What this task involves
State the number of lines in the records beneath that hold the word "JSON", and add nothing.

Records shown

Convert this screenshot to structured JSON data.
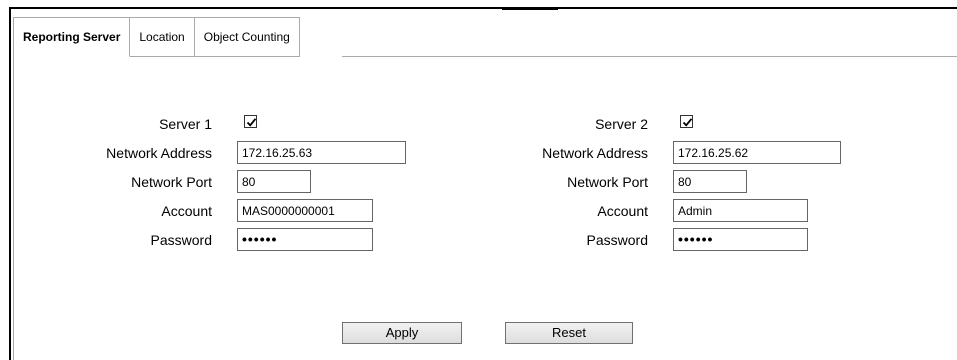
{
  "tabs": [
    {
      "label": "Reporting Server",
      "active": true
    },
    {
      "label": "Location",
      "active": false
    },
    {
      "label": "Object Counting",
      "active": false
    }
  ],
  "server1": {
    "server_label": "Server 1",
    "enabled": true,
    "address_label": "Network Address",
    "address_value": "172.16.25.63",
    "port_label": "Network Port",
    "port_value": "80",
    "account_label": "Account",
    "account_value": "MAS0000000001",
    "password_label": "Password",
    "password_mask": "••••••"
  },
  "server2": {
    "server_label": "Server 2",
    "enabled": true,
    "address_label": "Network Address",
    "address_value": "172.16.25.62",
    "port_label": "Network Port",
    "port_value": "80",
    "account_label": "Account",
    "account_value": "Admin",
    "password_label": "Password",
    "password_mask": "••••••"
  },
  "buttons": {
    "apply": "Apply",
    "reset": "Reset"
  }
}
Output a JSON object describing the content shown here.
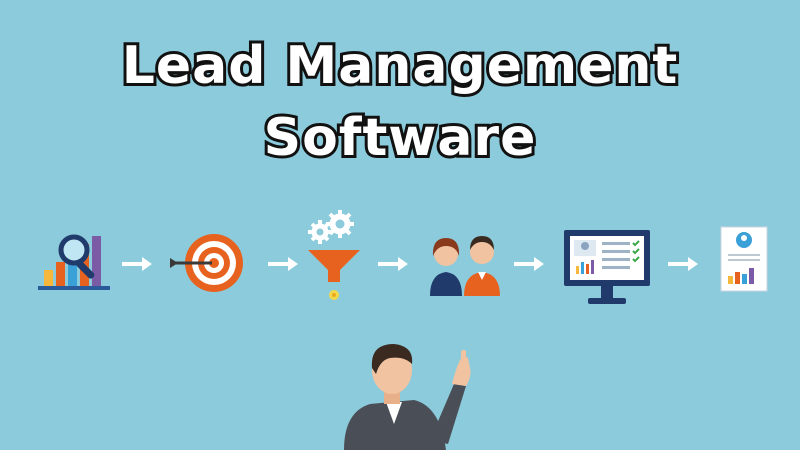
{
  "title": {
    "line1": "Lead Management",
    "line2": "Software"
  },
  "colors": {
    "background": "#8ccbdb",
    "accent_orange": "#e8621f",
    "navy": "#1f3a6b",
    "purple": "#7b5aa6"
  },
  "workflow": {
    "steps": [
      {
        "icon": "analytics-magnifier-icon"
      },
      {
        "icon": "target-arrow-icon"
      },
      {
        "icon": "gear-funnel-icon"
      },
      {
        "icon": "people-icon"
      },
      {
        "icon": "monitor-dashboard-icon"
      },
      {
        "icon": "report-document-icon"
      }
    ],
    "arrow_icon": "right-arrow-icon"
  },
  "figure": {
    "icon": "pointing-businessman"
  }
}
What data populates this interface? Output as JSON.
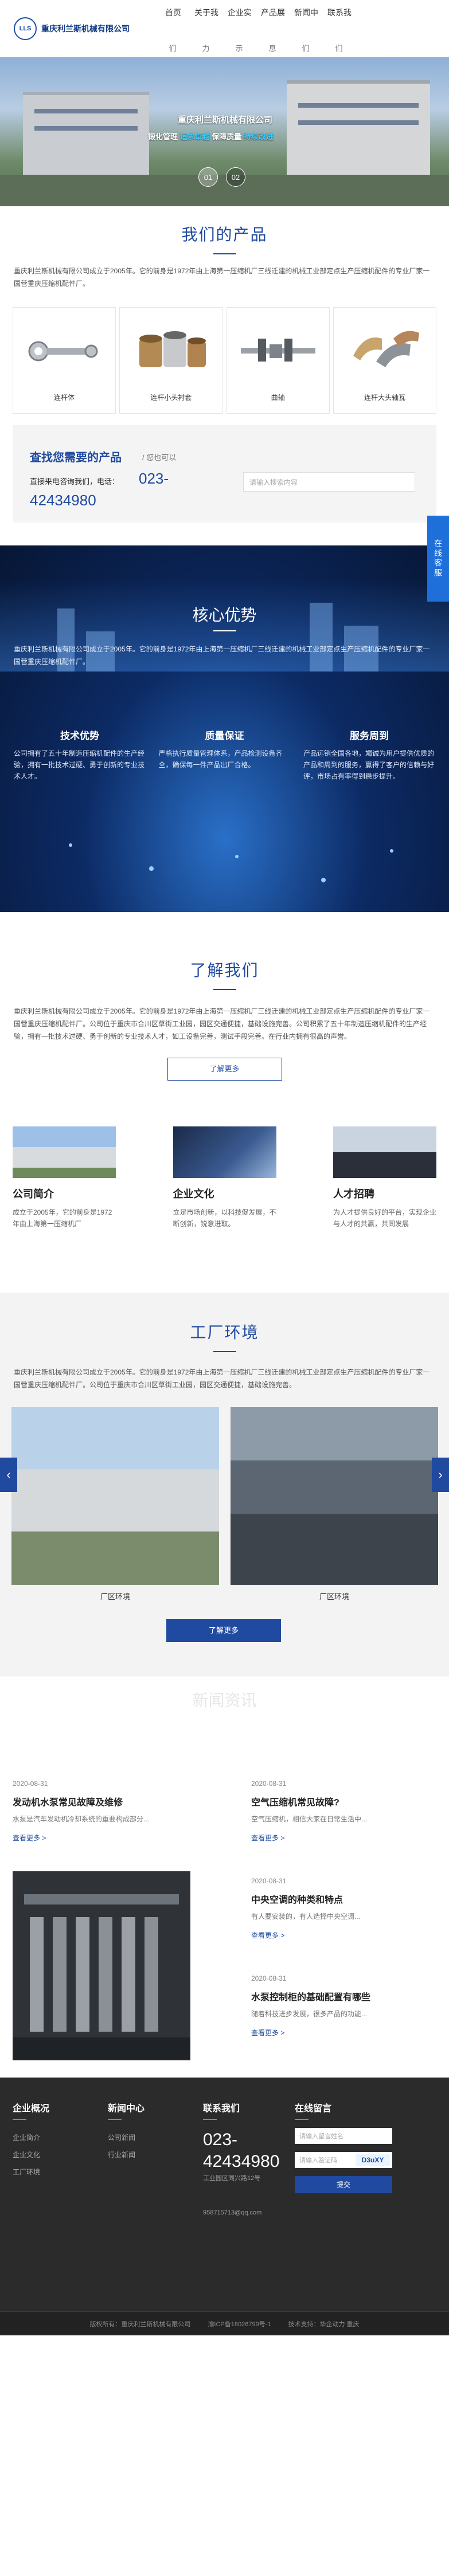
{
  "header": {
    "logo_text": "重庆利兰斯机械有限公司",
    "logo_mark": "LLS",
    "nav": [
      {
        "label": "首页",
        "glyph": "们"
      },
      {
        "label": "关于我",
        "glyph": "力"
      },
      {
        "label": "企业实",
        "glyph": "示"
      },
      {
        "label": "产品展",
        "glyph": "息"
      },
      {
        "label": "新闻中",
        "glyph": "们"
      },
      {
        "label": "联系我",
        "glyph": "们"
      }
    ]
  },
  "hero": {
    "title": "重庆利兰斯机械有限公司",
    "slogan_prefix": "锻化管理 ",
    "slogan_hl1": "追求卓越",
    "slogan_mid": "  保障质量 ",
    "slogan_hl2": "持续改进",
    "dots": [
      "01",
      "02"
    ]
  },
  "products": {
    "title": "我们的产品",
    "desc": "重庆利兰斯机械有限公司成立于2005年。它的前身是1972年由上海第一压缩机厂三线迁建的机械工业部定点生产压缩机配件的专业厂家一国营重庆压缩机配件厂。",
    "items": [
      {
        "name": "连杆体"
      },
      {
        "name": "连杆小头衬套"
      },
      {
        "name": "曲轴"
      },
      {
        "name": "连杆大头轴瓦"
      }
    ]
  },
  "find": {
    "title": "查找您需要的产品",
    "subtitle": "/ 您也可以",
    "tel_label": "直接来电咨询我们，电话：",
    "tel_a": "023-",
    "tel_b": "42434980",
    "search_placeholder": "请输入搜索内容"
  },
  "advantage": {
    "title": "核心优势",
    "desc": "重庆利兰斯机械有限公司成立于2005年。它的前身是1972年由上海第一压缩机厂三线迁建的机械工业部定点生产压缩机配件的专业厂家一国营重庆压缩机配件厂。",
    "cols": [
      {
        "title": "技术优势",
        "text": "公司拥有了五十年制造压缩机配件的生产经验，拥有一批技术过硬、勇于创新的专业技术人才。"
      },
      {
        "title": "质量保证",
        "text": "严格执行质量管理体系，产品检测设备齐全，确保每一件产品出厂合格。"
      },
      {
        "title": "服务周到",
        "text": "产品远销全国各地，竭诚为用户提供优质的产品和周到的服务，赢得了客户的信赖与好评，市场占有率得到稳步提升。"
      }
    ]
  },
  "about": {
    "title": "了解我们",
    "desc": "重庆利兰斯机械有限公司成立于2005年。它的前身是1972年由上海第一压缩机厂三线迁建的机械工业部定点生产压缩机配件的专业厂家一国营重庆压缩机配件厂。公司位于重庆市合川区草街工业园，园区交通便捷，基础设施完善。公司积累了五十年制造压缩机配件的生产经验，拥有一批技术过硬、勇于创新的专业技术人才，如工设备完善，测试手段完善。在行业内拥有很高的声誉。",
    "more": "了解更多",
    "cards": [
      {
        "title": "公司简介",
        "text": "成立于2005年，它的前身是1972年由上海第一压缩机厂"
      },
      {
        "title": "企业文化",
        "text": "立足市场创新，以科技促发展，不断创新，锐意进取。"
      },
      {
        "title": "人才招聘",
        "text": "为人才提供良好的平台，实现企业与人才的共赢，共同发展"
      }
    ]
  },
  "env": {
    "title": "工厂环境",
    "desc": "重庆利兰斯机械有限公司成立于2005年。它的前身是1972年由上海第一压缩机厂三线迁建的机械工业部定点生产压缩机配件的专业厂家一国营重庆压缩机配件厂。公司位于重庆市合川区草街工业园，园区交通便捷，基础设施完善。",
    "captions": [
      "厂区环境",
      "厂区环境"
    ],
    "more": "了解更多",
    "prev": "‹",
    "next": "›"
  },
  "news": {
    "title": "新闻资讯",
    "main": {
      "date": "2020-08-31",
      "title": "发动机水泵常见故障及维修",
      "summary": "水泵是汽车发动机冷却系统的重要构成部分...",
      "more": "查看更多 >"
    },
    "items": [
      {
        "date": "2020-08-31",
        "title": "空气压缩机常见故障?",
        "summary": "空气压缩机，相信大家在日常生活中...",
        "more": "查看更多 >"
      },
      {
        "date": "2020-08-31",
        "title": "中央空调的种类和特点",
        "summary": "有人要安装的，有人选择中央空调...",
        "more": "查看更多 >"
      },
      {
        "date": "2020-08-31",
        "title": "水泵控制柜的基础配置有哪些",
        "summary": "随着科技进步发展，很多产品的功能...",
        "more": "查看更多 >"
      }
    ]
  },
  "footer": {
    "col1": {
      "title": "企业概况",
      "items": [
        "企业简介",
        "企业文化",
        "工厂环境"
      ]
    },
    "col2": {
      "title": "新闻中心",
      "items": [
        "公司新闻",
        "行业新闻"
      ]
    },
    "col3": {
      "title": "联系我们",
      "tel_a": "023-",
      "tel_b": "42434980",
      "addr": "工业园区同兴路12号",
      "email": "958715713@qq.com"
    },
    "col4": {
      "title": "在线留言",
      "name_placeholder": "请输入留言姓名",
      "code_placeholder": "请输入验证码",
      "captcha": "D3uXY",
      "submit": "提交"
    },
    "copyright": [
      "版权所有：重庆利兰斯机械有限公司",
      "渝ICP备18026799号-1",
      "技术支持：华企动力 重庆"
    ]
  },
  "float_tab": "在线客服",
  "colors": {
    "primary": "#1f4aa0",
    "accent": "#33ccff",
    "footer": "#2b2b2b"
  }
}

Solution to this task
3